- _The task_
Reproduce the listing in its entirety. Do not reproduce the pictures.

─── Supplied data ───

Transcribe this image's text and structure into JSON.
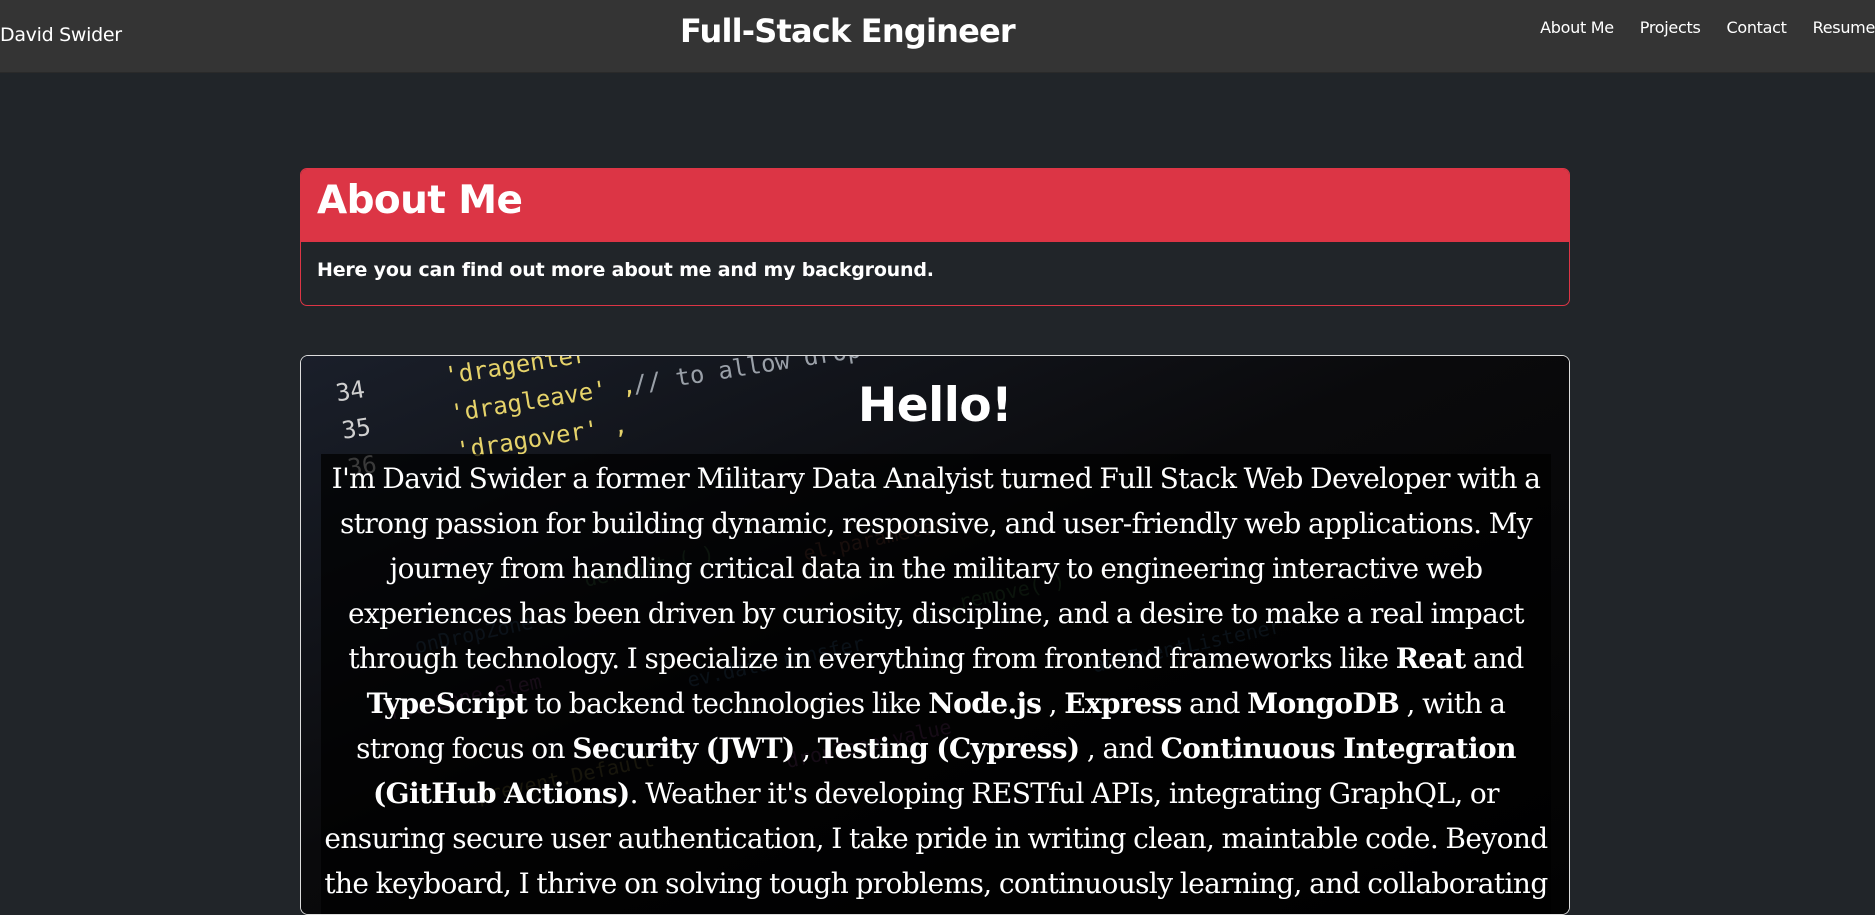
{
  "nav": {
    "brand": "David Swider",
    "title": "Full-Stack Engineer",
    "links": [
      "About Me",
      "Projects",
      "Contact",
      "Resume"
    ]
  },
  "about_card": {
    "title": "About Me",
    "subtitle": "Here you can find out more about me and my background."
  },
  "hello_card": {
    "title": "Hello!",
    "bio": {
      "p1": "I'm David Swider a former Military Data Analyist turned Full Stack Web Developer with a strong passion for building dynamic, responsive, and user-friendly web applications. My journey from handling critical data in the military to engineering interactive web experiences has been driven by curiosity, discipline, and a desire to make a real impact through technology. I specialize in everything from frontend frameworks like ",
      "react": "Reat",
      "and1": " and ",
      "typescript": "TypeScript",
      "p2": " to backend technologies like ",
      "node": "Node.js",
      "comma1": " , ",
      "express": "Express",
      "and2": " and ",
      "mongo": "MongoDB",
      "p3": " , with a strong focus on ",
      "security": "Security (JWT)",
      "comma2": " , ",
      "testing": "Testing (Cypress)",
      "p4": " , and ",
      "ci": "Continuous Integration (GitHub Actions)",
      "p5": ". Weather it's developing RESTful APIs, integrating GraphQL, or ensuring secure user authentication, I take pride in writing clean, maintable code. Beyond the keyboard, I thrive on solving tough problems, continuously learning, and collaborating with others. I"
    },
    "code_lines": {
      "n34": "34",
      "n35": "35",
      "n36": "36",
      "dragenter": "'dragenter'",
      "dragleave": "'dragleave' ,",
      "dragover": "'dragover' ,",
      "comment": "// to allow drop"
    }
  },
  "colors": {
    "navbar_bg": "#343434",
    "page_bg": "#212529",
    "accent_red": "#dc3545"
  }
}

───

- _Response to the task_
Transcribe this image's text and structure into JSON.
{
  "nav": {
    "brand": "David Swider",
    "title": "Full-Stack Engineer",
    "links": [
      "About Me",
      "Projects",
      "Contact",
      "Resume"
    ]
  },
  "about_card": {
    "title": "About Me",
    "subtitle": "Here you can find out more about me and my background."
  },
  "hello_card": {
    "title": "Hello!",
    "bio": {
      "p1": "I'm David Swider a former Military Data Analyist turned Full Stack Web Developer with a strong passion for building dynamic, responsive, and user-friendly web applications. My journey from handling critical data in the military to engineering interactive web experiences has been driven by curiosity, discipline, and a desire to make a real impact through technology. I specialize in everything from frontend frameworks like ",
      "react": "Reat",
      "and1": " and ",
      "typescript": "TypeScript",
      "p2": " to backend technologies like ",
      "node": "Node.js",
      "comma1": " , ",
      "express": "Express",
      "and2": " and ",
      "mongo": "MongoDB",
      "p3": " , with a strong focus on ",
      "security": "Security (JWT)",
      "comma2": " , ",
      "testing": "Testing (Cypress)",
      "p4": " , and ",
      "ci": "Continuous Integration (GitHub Actions)",
      "p5": ". Weather it's developing RESTful APIs, integrating GraphQL, or ensuring secure user authentication, I take pride in writing clean, maintable code. Beyond the keyboard, I thrive on solving tough problems, continuously learning, and collaborating with others. I"
    },
    "code_lines": {
      "n34": "34",
      "n35": "35",
      "n36": "36",
      "dragenter": "'dragenter'",
      "dragleave": "'dragleave' ,",
      "dragover": "'dragover' ,",
      "comment": "// to allow drop"
    }
  },
  "colors": {
    "navbar_bg": "#343434",
    "page_bg": "#212529",
    "accent_red": "#dc3545"
  }
}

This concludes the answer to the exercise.